Stephanie Elie captures young dancers with the Tamron 28-75mm f/2.8 RXD.
By Jenn Gidman
Images By Stephanie Elie
Stephanie Elie had long tapped into her Tamron SP 24-70mm F/2.8 VC lens for the portraits she captured with her Canon camera, but when she got her hands on the Sony a7III full-frame mirrorless camera, her attention immediately turned to Tamron’s 28-75mm f/2.8 RXD lens, designed specifically for her Sony purchase.
“I needed a zoom for my new camera that would be comparable in focal-length range to my previous lens,” Stephanie says. “I used the 28-75mm for a series of photos I took of some young dancers, and I was really impressed with how crisp and sharp the photos came out, even when I was shooting handheld for the outdoor shots.”
The 28-75mm, designed to be compact and lightweight (19.4 oz.) to take advantage of the mobility that mirrorless cameras offer, is also compatible with many of the features tied specifically to mirrorless units, including Fast Hybrid and Eye AF, Direct Manual Focus (DMF), and in-camera lens correction. An all-new high-speed precision AF drive system with an RXD (Rapid eXtra-silent stepping drive) motor helps keep things quiet.
Read on for more on Stephanie’s photo shoot, where she used the 28-75mm to capture every leap, kick, and split in front of her lens.
I took the indoor photos at my home, in an entryway with high vaulted ceilings that reach up to the second floor. I had three strobes: one exclusively to freeze the motion of the dancer, and the other two bouncing off the sides of the gray paper backdrop I was using. The strobes had remote triggers, with the main light triggering the other two.
I used just natural light for the outdoor photos, which I took on a nearby college campus. My main challenge in that environment was finding a place to shoot where there wasn’t direct light, because the light was pretty harsh that day. A partly shaded area near a group of trees ended up working out well.

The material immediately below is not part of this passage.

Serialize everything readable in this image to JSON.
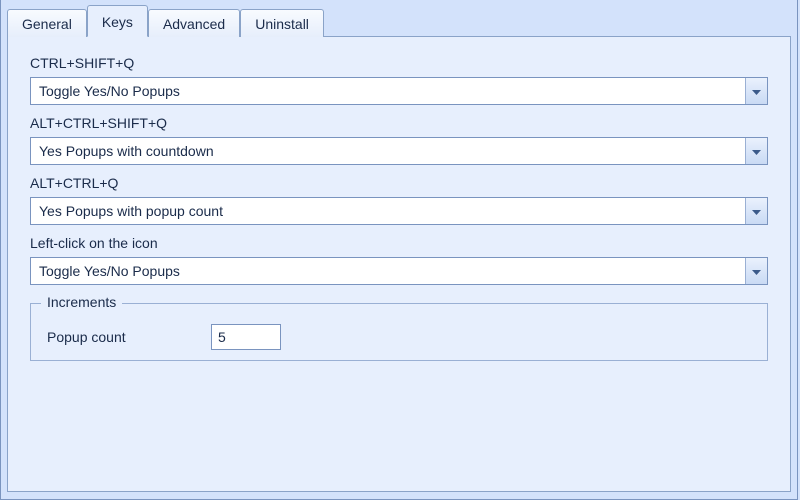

For two of the girls, the sessions took about 40 minutes each (the ballerina’s dad was actually waiting in the car, so I had to work fast!), while Katelyn, the girl in the patterned dance outfit, posed for me for about an hour and a half. She was amazingly flexible and super-energetic. She had just come from a five-hour rehearsal, but she didn’t lose her focus or energy for the entire shoot.
I’d decided I wanted to keep their outfits as simple and clean as possible so the viewer’s eye would be focused on their movements and poses, not necessarily on what they were wearing. The dancers each came with a bunch of outfits, and we just chose from those options. Katelyn, however, really wanted to wear that multicolored outfit, so I acquiesced on that one. I wanted her to be happy so she’d be a good subject during the shoot.

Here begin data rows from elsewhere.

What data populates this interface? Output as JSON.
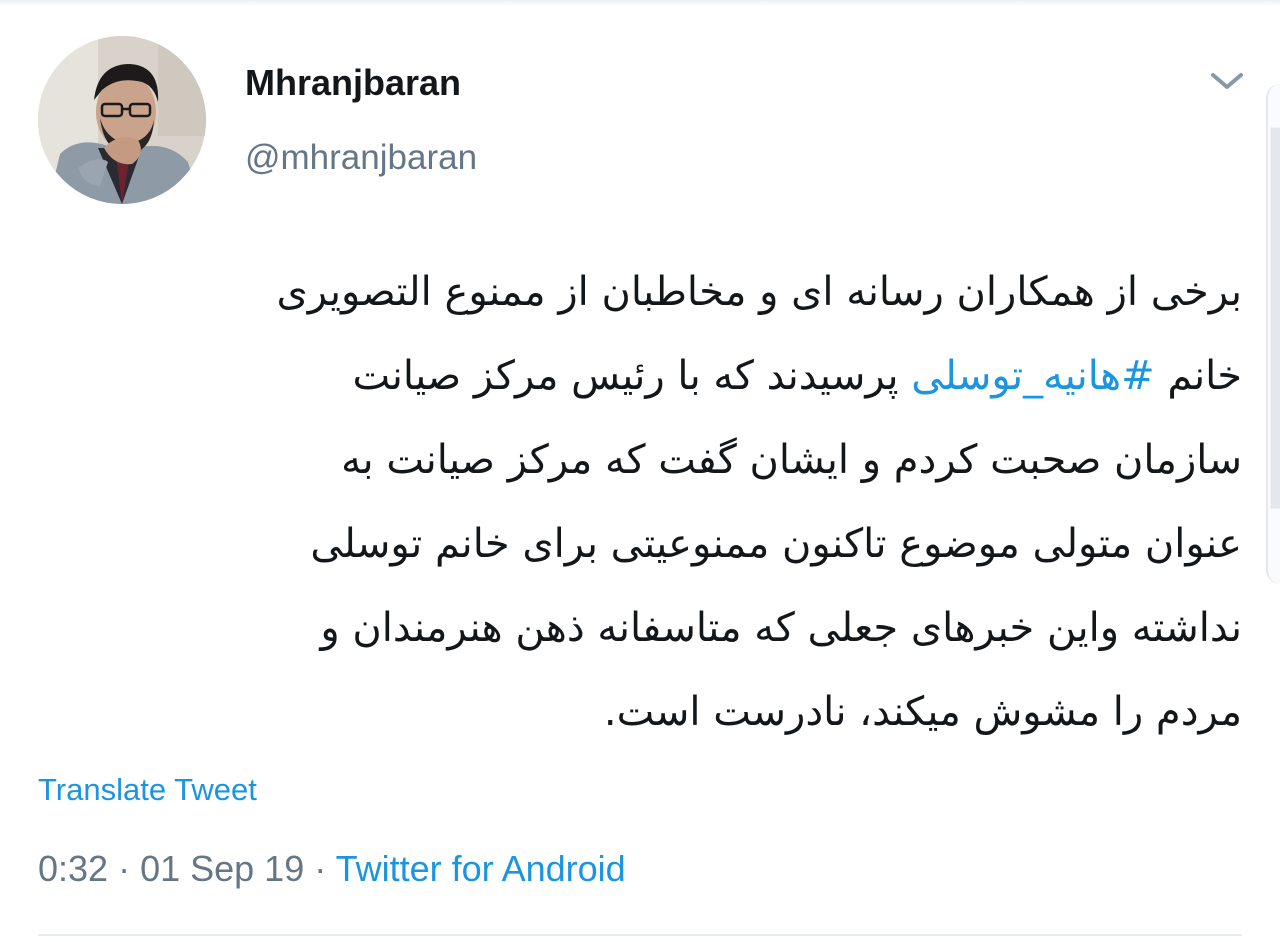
{
  "tweet": {
    "author": {
      "display_name": "Mhranjbaran",
      "handle": "@mhranjbaran",
      "avatar": "profile-photo"
    },
    "body": {
      "line_1": "برخی از همکاران رسانه ای و مخاطبان از ممنوع التصویری",
      "line_2_start": "خانم ",
      "hashtag": "#هانیه_توسلی",
      "line_2_end": " پرسیدند که با رئیس مرکز صیانت",
      "line_3": "سازمان صحبت کردم و ایشان گفت که مرکز صیانت به",
      "line_4": "عنوان متولی موضوع تاکنون ممنوعیتی برای خانم توسلی",
      "line_5": "نداشته واین خبرهای جعلی که متاسفانه ذهن  هنرمندان و",
      "line_6": "مردم را مشوش میکند، نادرست است."
    },
    "translate_label": "Translate Tweet",
    "meta": {
      "time": "0:32",
      "separator_1": " · ",
      "date": "01 Sep 19",
      "separator_2": " · ",
      "source": "Twitter for Android"
    },
    "menu_icon": "chevron-down-icon"
  },
  "colors": {
    "link_blue": "#1b95e0",
    "secondary_gray": "#657786",
    "text": "#14171a"
  }
}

I had created a storyboard of sorts ahead of time, with the poses and movements I wanted the girls to try if they could manage them. The girls were tethered, so they could see the pictures as I was taking them. And they took it all really seriously, especially Katelyn: She would see an image I took of one of her poses and say, “That’s not right, let’s do that again!”
Facial expressions can lend emotion and drama to a dance photo, so I did try to incorporate my subject’s faces where I could. But many of these poses were choreographed ahead of time, and some of them just didn’t work with a smiling face thrown in there. That’s when you’ll see I focused more on body form and on the motion or movement itself.
I used back-button focus for capturing these images. This method, where you assign focusing to a button on the back of the camera instead of to the shutter button, may seem confusing at first, but it actually makes things easier with moving subjects once you get the hang of shooting with two fingers. You can press the back button once to lock your focus, or you can keep your finger on it to continuously focus.
Getting these kinds of shots is obviously all in the timing. I would have the girls do the movements a few times before I took the photos so that I could get a handle on when exactly to start shooting. The Sony camera has two continuous-burst modes: one that shoots at 8fps (frames per second), and another even higher at 10fps. Even though I was on a tripod and had a pretty good idea on the timing, using continuous burst helped ensure I captured my subjects right at the pivotal moment, whether that was a leap in the air or right when a girl nailed a difficult pose, like Katelyn balanced on one hand, doing a split in the air.
Because I was synced up to the strobes, I had to time it correctly so that they had enough cycle time; I didn’t just hold the button down and keep shooting. Instead, I took a couple at a time so that the strobes would be able to catch up and fire at just the right time. Because as you can probably surmise from these photos, some of those jumps and poses were in front of my camera in a flash, then they were gone.
To see more of Stephanie Elie’s work, go to https://bizzieliving.com.